We can all agree that a satisfied worker is what every company needs. Unlike in the past, nowadays, employers seek ways to stimulate their staff to increase their productivity and in turn boost their own earnings.
What every person dreams about in the workplace, apart from being valued and paid as deserved, is flexibility. Flexibility allows for workers to create balance and deal with all the other things happening in their lives, so it is an effective way to increase engagement, productivity, happiness, and focus.
Throughput the month of August, Microsoft’s Japan offices tested out a four-day workweek and found that employees were both happier and more productive during the trial.
The trial was part of Microsoft’s “Work-Life Choice Challenge,” a summer project that examined work-life balance and aimed to help boost creativity and productivity by giving employees more flexible working hours.
According to the company, Microsoft Japan gave its 2,300 employees five Fridays in a row off work and found that labor productivity increased by 39.9% compared with August 2018. During the closures, full-time employees were given paid leave.
Moreover, the company said it also reduced the time spent in meetings by implementing a 30-minute limit and encouraging remote communication.
Microsoft Japan president and CEO Takuya Hirano stated that the company also promised its employees about $1000 for a family summer vacation.
“Work a short time, rest well and learn a lot. I want employees to think about and experience how they can achieve the same results with 20% less working time.”
Even though the employees worked fewer hours, they did more work, which suggested that they were actually more productive. This was believed to be due to them being much happier and could more easily focus on their work.
Moreover, the experiment was beneficial for the company in other ways as well, as electricity costs were significantly reduced, and less printer paper was used.
Yet, even though it was successful, the trial was temporary, and it is unclear if or when the company will make it an official policy.

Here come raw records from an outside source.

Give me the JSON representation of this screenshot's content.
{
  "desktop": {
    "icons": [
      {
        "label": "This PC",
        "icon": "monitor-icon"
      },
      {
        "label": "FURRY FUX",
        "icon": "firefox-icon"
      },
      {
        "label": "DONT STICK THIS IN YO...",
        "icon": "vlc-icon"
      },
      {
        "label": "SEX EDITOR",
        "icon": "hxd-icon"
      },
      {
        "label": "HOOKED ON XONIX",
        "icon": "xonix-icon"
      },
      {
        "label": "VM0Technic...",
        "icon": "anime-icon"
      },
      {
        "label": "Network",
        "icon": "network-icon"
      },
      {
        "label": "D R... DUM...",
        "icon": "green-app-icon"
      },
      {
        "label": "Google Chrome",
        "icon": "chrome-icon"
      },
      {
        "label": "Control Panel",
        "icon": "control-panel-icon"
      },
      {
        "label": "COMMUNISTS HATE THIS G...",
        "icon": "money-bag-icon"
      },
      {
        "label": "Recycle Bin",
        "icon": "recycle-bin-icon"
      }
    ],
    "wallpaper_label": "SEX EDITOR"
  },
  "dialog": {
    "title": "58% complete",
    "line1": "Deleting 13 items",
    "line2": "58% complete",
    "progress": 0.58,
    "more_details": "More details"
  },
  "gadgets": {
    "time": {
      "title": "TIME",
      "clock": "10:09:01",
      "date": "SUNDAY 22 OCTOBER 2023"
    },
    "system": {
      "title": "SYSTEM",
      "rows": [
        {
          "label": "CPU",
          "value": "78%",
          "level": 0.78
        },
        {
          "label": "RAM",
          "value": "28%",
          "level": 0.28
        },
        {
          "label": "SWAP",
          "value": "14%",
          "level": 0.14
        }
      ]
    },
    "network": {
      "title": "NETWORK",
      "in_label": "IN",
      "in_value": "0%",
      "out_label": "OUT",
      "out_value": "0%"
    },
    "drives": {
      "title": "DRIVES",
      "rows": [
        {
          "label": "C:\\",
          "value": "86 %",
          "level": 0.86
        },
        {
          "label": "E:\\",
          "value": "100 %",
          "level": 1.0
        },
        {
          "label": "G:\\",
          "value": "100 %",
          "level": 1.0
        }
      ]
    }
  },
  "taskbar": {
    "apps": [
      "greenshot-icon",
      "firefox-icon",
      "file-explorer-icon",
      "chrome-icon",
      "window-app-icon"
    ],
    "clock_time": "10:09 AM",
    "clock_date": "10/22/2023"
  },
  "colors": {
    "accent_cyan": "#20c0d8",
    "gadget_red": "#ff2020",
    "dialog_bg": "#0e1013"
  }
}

Microsoft stated that it will conduct another experiment in Japan later this year. It intends to ask employees to come up with new measures to improve work-life balance and efficiency, and will also ask other companies to join the initiative.
A Microsoft spokesman said:
“In the spirit of a growth mindset, we are always looking for new ways to innovate and leverage our own technology to improve the experience for our employees around the globe.”
This is not the first time a four-day week has been attempted. Last year, the New Zealand company Perpetual Guardian experimented with a similar policy, and the results were very impressive. Consequently, it has adopted the four-day workweek permanently.
A study published last year by the Harvard Business Review showed that by decreasing the workday from 8 hours to 6, workers ended up getting more done.
Another 2018 study published by the Workforce Institute at Kronos, suggested that half of the full-time employees surveyed believed that they could get their job done in 5 hours or less each day.